*** Material for this exercise Section Begins ***

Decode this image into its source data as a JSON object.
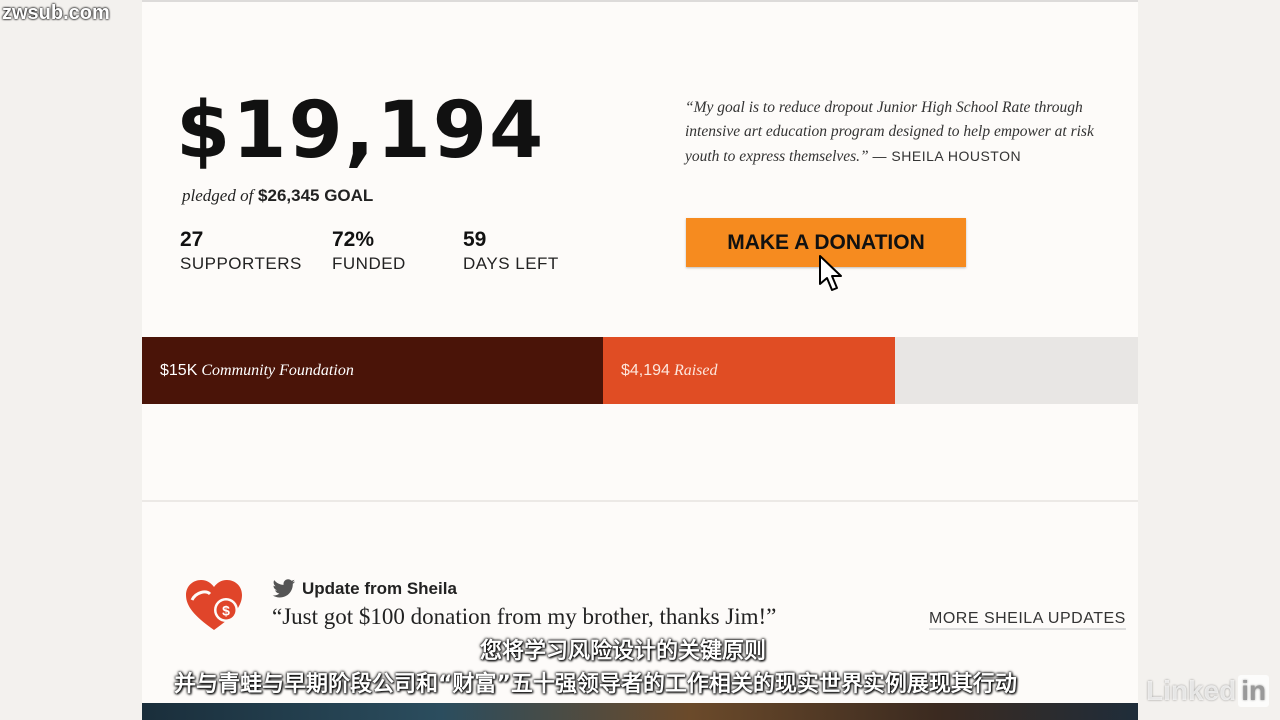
{
  "watermark": "zwsub.com",
  "pledge": {
    "amount": "$19,194",
    "pledged_prefix": "pledged of",
    "goal": "$26,345 GOAL"
  },
  "stats": [
    {
      "value": "27",
      "label": "SUPPORTERS"
    },
    {
      "value": "72%",
      "label": "FUNDED"
    },
    {
      "value": "59",
      "label": "DAYS LEFT"
    }
  ],
  "quote": {
    "text": "“My goal is to reduce dropout Junior High School Rate through intensive art education program designed to help empower at risk youth to express themselves.”",
    "author": "— SHEILA HOUSTON"
  },
  "donate_button": "MAKE A DONATION",
  "progress": {
    "segment1_amount": "$15K",
    "segment1_label": "Community Foundation",
    "segment2_amount": "$4,194",
    "segment2_label": "Raised",
    "foundation_fraction": 0.463,
    "raised_fraction": 0.293,
    "colors": {
      "foundation": "#4a1408",
      "raised": "#e04d24",
      "remaining": "#e8e6e4"
    }
  },
  "update": {
    "title": "Update from Sheila",
    "quote": "“Just got $100 donation from my brother, thanks Jim!”",
    "more_link": "MORE SHEILA UPDATES"
  },
  "subtitles": {
    "line1": "您将学习风险设计的关键原则",
    "line2": "并与青蛙与早期阶段公司和“财富”五十强领导者的工作相关的现实世界实例展现其行动"
  },
  "logo": {
    "text": "Linked",
    "in": "in"
  },
  "colors": {
    "accent": "#f68b1f",
    "heart": "#e0452a"
  }
}
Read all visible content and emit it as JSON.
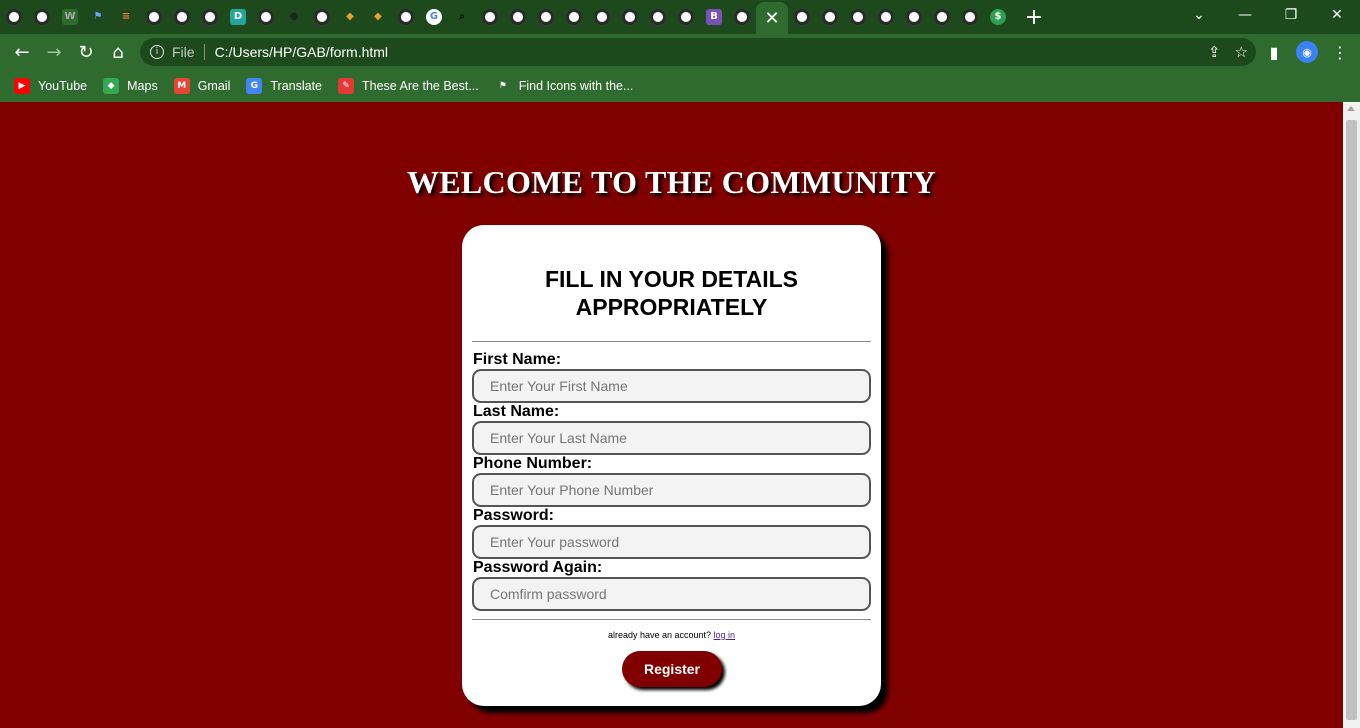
{
  "browser": {
    "tabs": [
      {
        "icon": "globe-icon"
      },
      {
        "icon": "globe-icon"
      },
      {
        "icon": "w-logo-icon",
        "glyph": "W"
      },
      {
        "icon": "flag-icon",
        "glyph": "⚑"
      },
      {
        "icon": "stackoverflow-icon",
        "glyph": "≡"
      },
      {
        "icon": "globe-icon"
      },
      {
        "icon": "globe-icon"
      },
      {
        "icon": "globe-icon"
      },
      {
        "icon": "d-app-icon",
        "glyph": "D"
      },
      {
        "icon": "globe-icon"
      },
      {
        "icon": "github-icon",
        "glyph": "●"
      },
      {
        "icon": "globe-icon"
      },
      {
        "icon": "diamond-icon",
        "glyph": "◆"
      },
      {
        "icon": "diamond-icon",
        "glyph": "◆"
      },
      {
        "icon": "globe-icon"
      },
      {
        "icon": "google-icon",
        "glyph": "G"
      },
      {
        "icon": "search-icon",
        "glyph": "⌕"
      },
      {
        "icon": "globe-icon"
      },
      {
        "icon": "globe-icon"
      },
      {
        "icon": "globe-icon"
      },
      {
        "icon": "globe-icon"
      },
      {
        "icon": "globe-icon"
      },
      {
        "icon": "globe-icon"
      },
      {
        "icon": "globe-icon"
      },
      {
        "icon": "globe-icon"
      },
      {
        "icon": "bootstrap-icon",
        "glyph": "B"
      },
      {
        "icon": "globe-icon"
      }
    ],
    "active_tab_close": "✕",
    "tabs_after": [
      {
        "icon": "globe-icon"
      },
      {
        "icon": "globe-icon"
      },
      {
        "icon": "globe-icon"
      },
      {
        "icon": "globe-icon"
      },
      {
        "icon": "globe-icon"
      },
      {
        "icon": "globe-icon"
      },
      {
        "icon": "globe-icon"
      },
      {
        "icon": "money-icon",
        "glyph": "$"
      }
    ],
    "new_tab": "+",
    "window_controls": {
      "dropdown": "⌄",
      "minimize": "—",
      "restore": "❐",
      "close": "✕"
    },
    "nav": {
      "back": "←",
      "forward": "→",
      "reload": "↻",
      "home": "⌂"
    },
    "address": {
      "info": "i",
      "scheme": "File",
      "url": "C:/Users/HP/GAB/form.html"
    },
    "address_icons": {
      "share": "⇪",
      "star": "☆"
    },
    "toolbar_icons": {
      "sidepanel": "▮",
      "profile": "◉",
      "menu": "⋮"
    },
    "bookmarks": [
      {
        "label": "YouTube",
        "icon": "youtube-icon",
        "glyph": "▶",
        "color": "#ff0000"
      },
      {
        "label": "Maps",
        "icon": "maps-icon",
        "glyph": "◆",
        "color": "#34a853"
      },
      {
        "label": "Gmail",
        "icon": "gmail-icon",
        "glyph": "M",
        "color": "#ea4335"
      },
      {
        "label": "Translate",
        "icon": "translate-icon",
        "glyph": "G",
        "color": "#4285f4"
      },
      {
        "label": "These Are the Best...",
        "icon": "pen-icon",
        "glyph": "✎",
        "color": "#e53935"
      },
      {
        "label": "Find Icons with the...",
        "icon": "flag-icon",
        "glyph": "⚑",
        "color": "#2f6a2f"
      }
    ]
  },
  "page": {
    "heading": "WELCOME TO THE COMMUNITY",
    "form": {
      "title_line1": "FILL IN YOUR DETAILS",
      "title_line2": "APPROPRIATELY",
      "fields": [
        {
          "label": "First Name:",
          "placeholder": "Enter Your First Name"
        },
        {
          "label": "Last Name:",
          "placeholder": "Enter Your Last Name"
        },
        {
          "label": "Phone Number:",
          "placeholder": "Enter Your Phone Number"
        },
        {
          "label": "Password:",
          "placeholder": "Enter Your password"
        },
        {
          "label": "Password Again:",
          "placeholder": "Comfirm password"
        }
      ],
      "login_prompt": "already have an account?",
      "login_link": "log in",
      "register_button": "Register"
    },
    "colors": {
      "background": "#800000",
      "chrome": "#2f6a2f",
      "card": "#ffffff"
    }
  }
}
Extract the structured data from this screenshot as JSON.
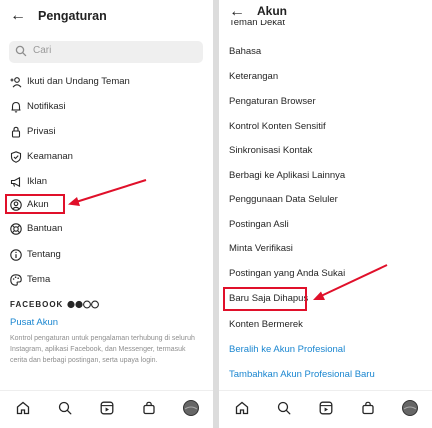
{
  "left": {
    "title": "Pengaturan",
    "search_placeholder": "Cari",
    "items": [
      {
        "label": "Ikuti dan Undang Teman",
        "icon": "add-person-icon"
      },
      {
        "label": "Notifikasi",
        "icon": "bell-icon"
      },
      {
        "label": "Privasi",
        "icon": "lock-icon"
      },
      {
        "label": "Keamanan",
        "icon": "shield-check-icon"
      },
      {
        "label": "Iklan",
        "icon": "megaphone-icon"
      },
      {
        "label": "Akun",
        "icon": "account-circle-icon"
      },
      {
        "label": "Bantuan",
        "icon": "lifebuoy-icon"
      },
      {
        "label": "Tentang",
        "icon": "info-icon"
      },
      {
        "label": "Tema",
        "icon": "palette-icon"
      }
    ],
    "facebook_heading": "FACEBOOK",
    "accounts_center": "Pusat Akun",
    "accounts_center_desc": "Kontrol pengaturan untuk pengalaman terhubung di seluruh Instagram, aplikasi Facebook, dan Messenger, termasuk cerita dan berbagi postingan, serta upaya login."
  },
  "right": {
    "title": "Akun",
    "items": [
      "Teman Dekat",
      "Bahasa",
      "Keterangan",
      "Pengaturan Browser",
      "Kontrol Konten Sensitif",
      "Sinkronisasi Kontak",
      "Berbagi ke Aplikasi Lainnya",
      "Penggunaan Data Seluler",
      "Postingan Asli",
      "Minta Verifikasi",
      "Postingan yang Anda Sukai",
      "Baru Saja Dihapus",
      "Konten Bermerek"
    ],
    "links": [
      "Beralih ke Akun Profesional",
      "Tambahkan Akun Profesional Baru"
    ]
  },
  "colors": {
    "highlight": "#e0102a",
    "link": "#1a86d0",
    "text": "#262626"
  },
  "nav_icons": [
    "home-icon",
    "search-icon",
    "reels-icon",
    "shop-icon",
    "profile-avatar-icon"
  ]
}
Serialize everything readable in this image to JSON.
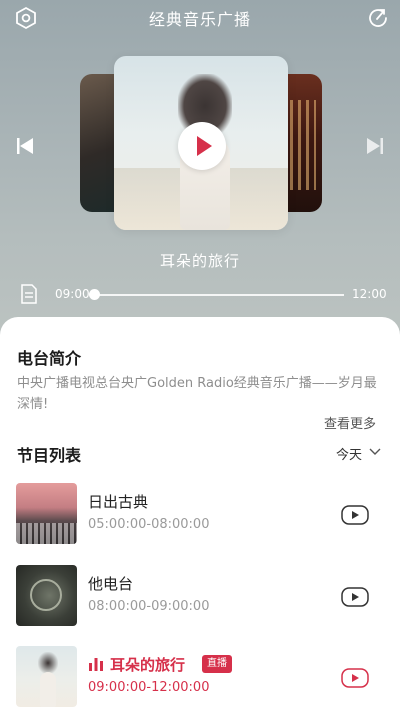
{
  "header": {
    "title": "经典音乐广播",
    "left_icon": "settings-hex-icon",
    "right_icon": "refresh-icon"
  },
  "player": {
    "now_playing_title": "耳朵的旅行",
    "time_start": "09:00",
    "time_end": "12:00",
    "progress": 0.0,
    "accent_color": "#d6304a"
  },
  "intro": {
    "heading": "电台简介",
    "text": "中央广播电视总台央广Golden Radio经典音乐广播——岁月最深情!",
    "more_label": "查看更多"
  },
  "program_list": {
    "heading": "节目列表",
    "day_label": "今天",
    "live_label": "直播",
    "items": [
      {
        "name": "日出古典",
        "hours": "05:00:00-08:00:00",
        "active": false
      },
      {
        "name": "他电台",
        "hours": "08:00:00-09:00:00",
        "active": false
      },
      {
        "name": "耳朵的旅行",
        "hours": "09:00:00-12:00:00",
        "active": true
      }
    ]
  }
}
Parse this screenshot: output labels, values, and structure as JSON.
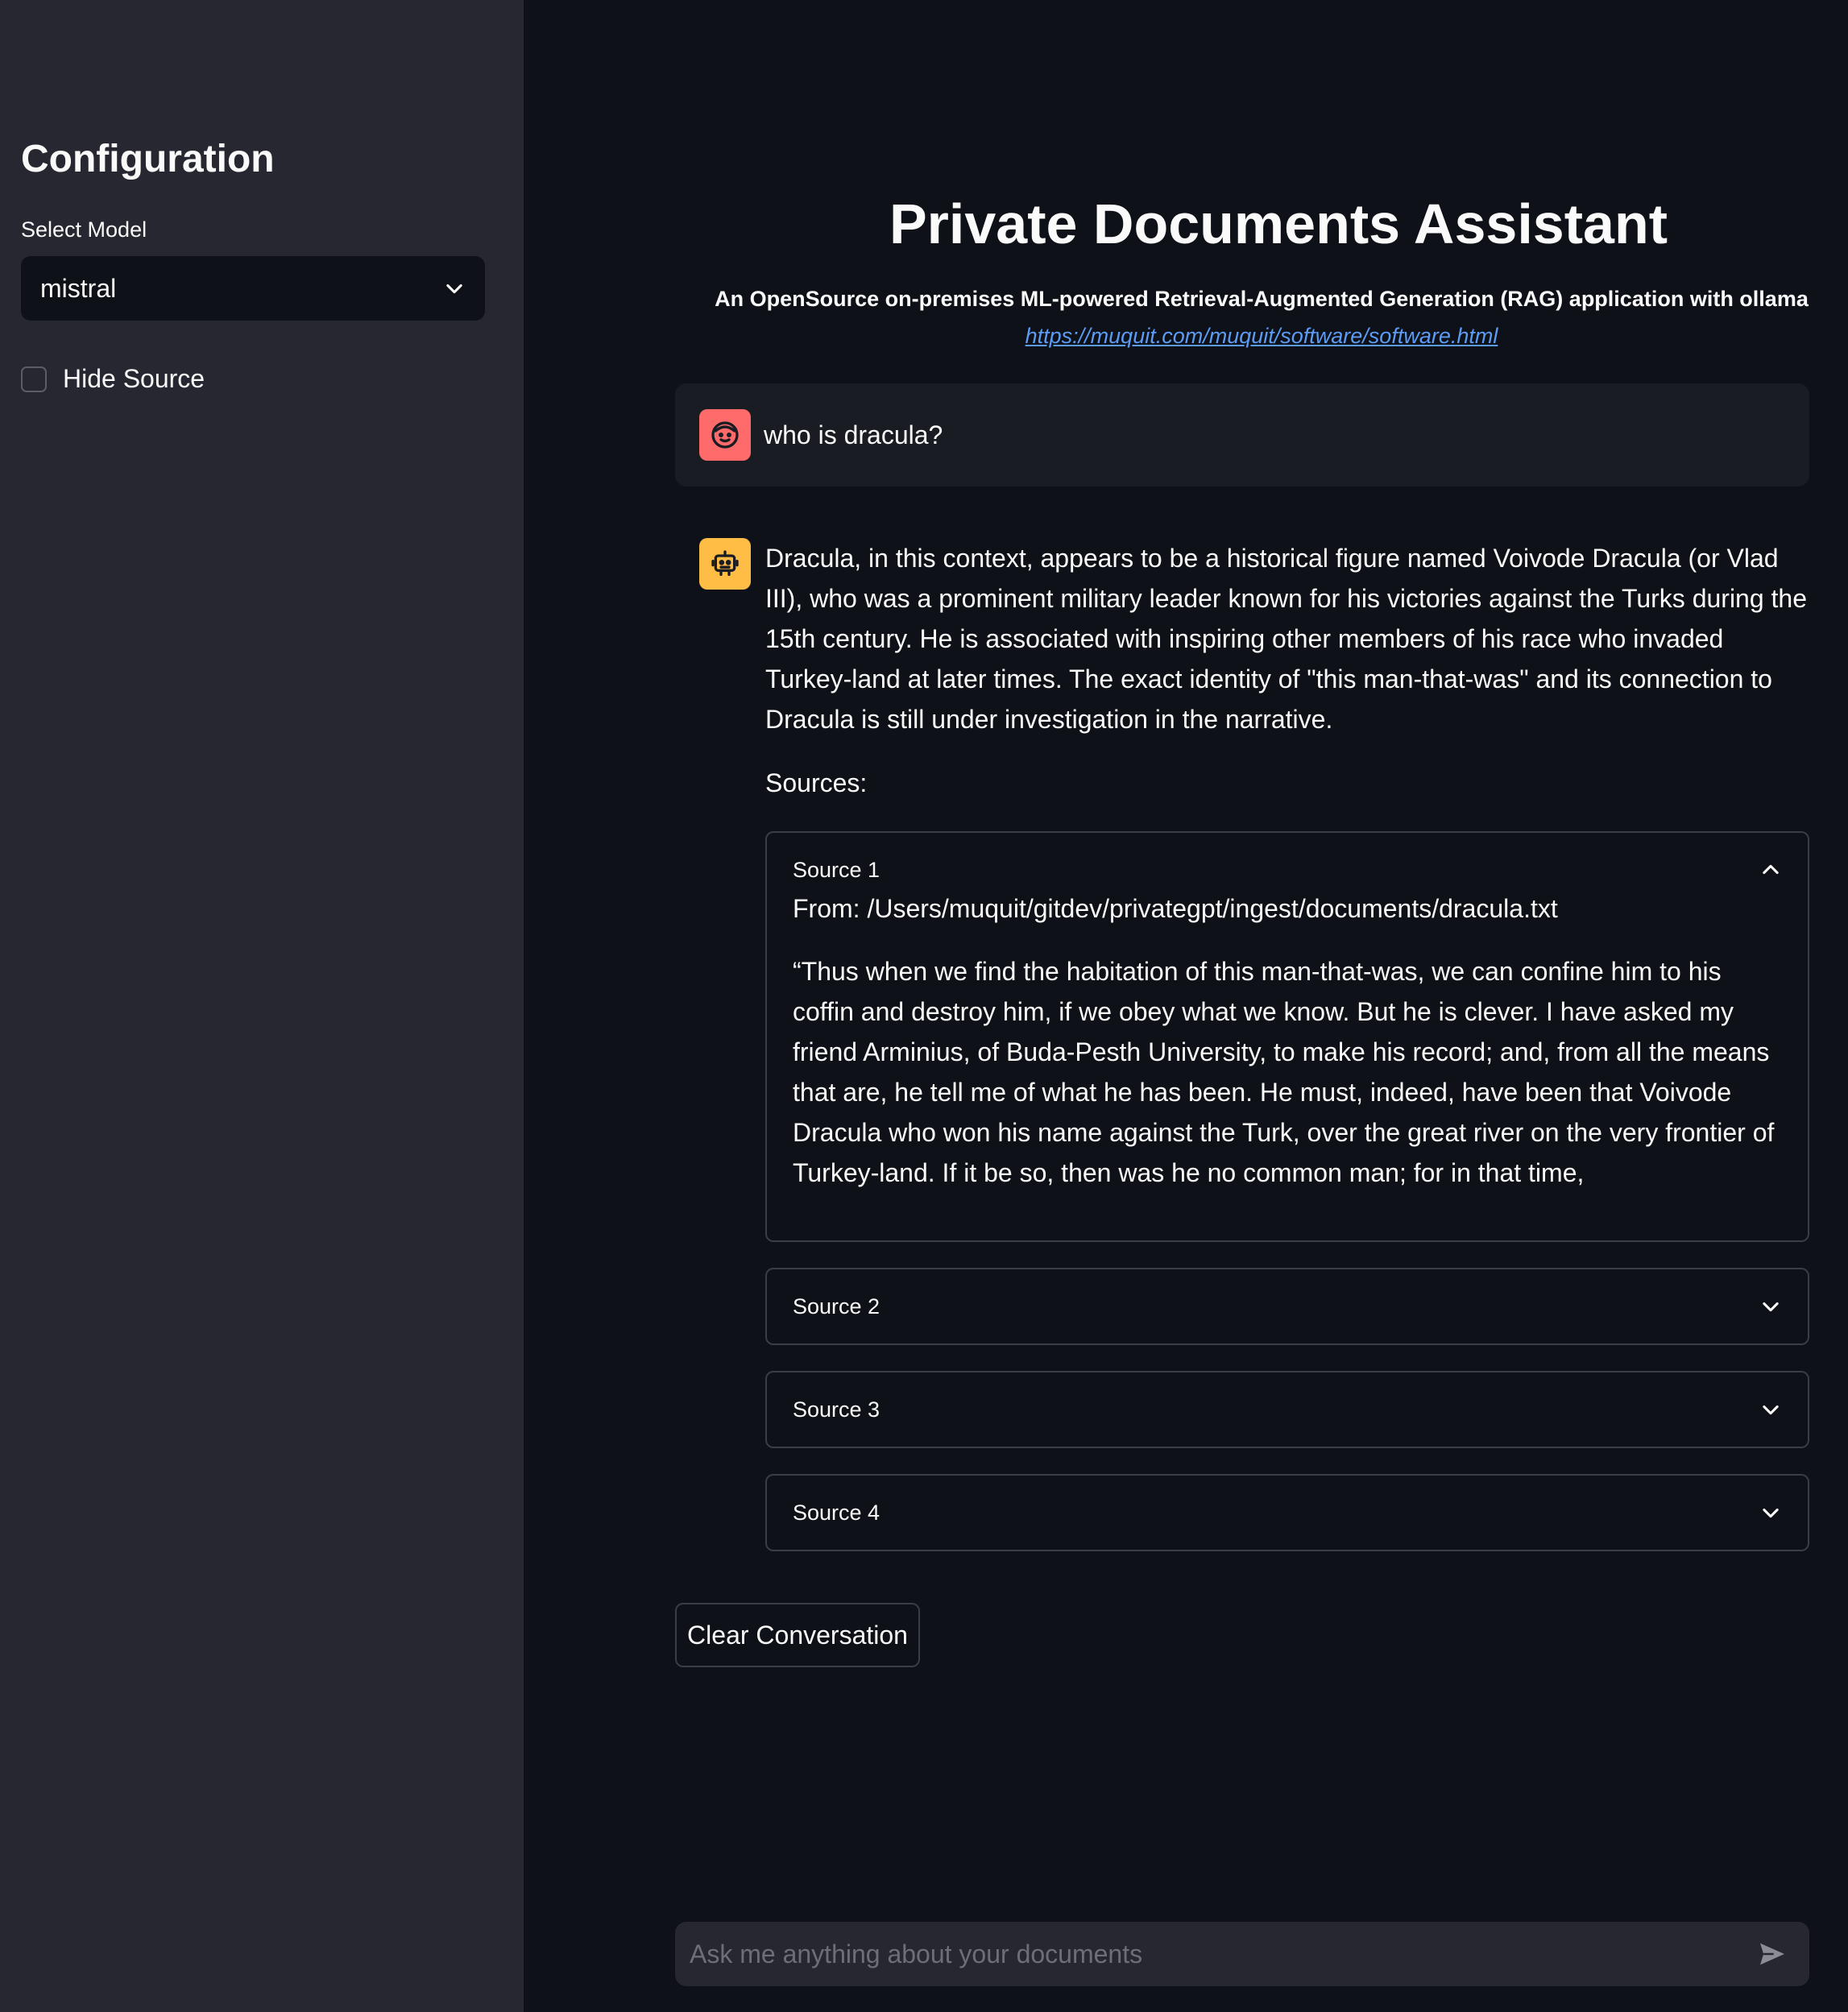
{
  "sidebar": {
    "title": "Configuration",
    "model_label": "Select Model",
    "model_value": "mistral",
    "hide_source_label": "Hide Source",
    "hide_source_checked": false
  },
  "header": {
    "title": "Private Documents Assistant",
    "subtitle": "An OpenSource on-premises ML-powered Retrieval-Augmented Generation (RAG) application with ollama",
    "link": "https://muquit.com/muquit/software/software.html"
  },
  "chat": {
    "user_message": "who is dracula?",
    "assistant_message": "Dracula, in this context, appears to be a historical figure named Voivode Dracula (or Vlad III), who was a prominent military leader known for his victories against the Turks during the 15th century. He is associated with inspiring other members of his race who invaded Turkey-land at later times. The exact identity of \"this man-that-was\" and its connection to Dracula is still under investigation in the narrative.",
    "sources_label": "Sources:",
    "sources": [
      {
        "title": "Source 1",
        "expanded": true,
        "from": "From: /Users/muquit/gitdev/privategpt/ingest/documents/dracula.txt",
        "content": "“Thus when we find the habitation of this man-that-was, we can confine him to his coffin and destroy him, if we obey what we know. But he is clever. I have asked my friend Arminius, of Buda-Pesth University, to make his record; and, from all the means that are, he tell me of what he has been. He must, indeed, have been that Voivode Dracula who won his name against the Turk, over the great river on the very frontier of Turkey-land. If it be so, then was he no common man; for in that time,"
      },
      {
        "title": "Source 2",
        "expanded": false
      },
      {
        "title": "Source 3",
        "expanded": false
      },
      {
        "title": "Source 4",
        "expanded": false
      }
    ]
  },
  "actions": {
    "clear_label": "Clear Conversation"
  },
  "input": {
    "placeholder": "Ask me anything about your documents"
  },
  "colors": {
    "background": "#0e1117",
    "sidebar": "#262730",
    "user_avatar": "#ff6b6b",
    "bot_avatar": "#ffbd45",
    "link": "#5c9cf5"
  }
}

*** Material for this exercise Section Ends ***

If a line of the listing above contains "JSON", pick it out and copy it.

Decode this image into its source data as a JSON object.
Read all visible content and emit it as JSON.
Extract the structured data from this screenshot as JSON.
Serialize everything readable in this image to JSON.
Parse this screenshot: output labels, values, and structure as JSON.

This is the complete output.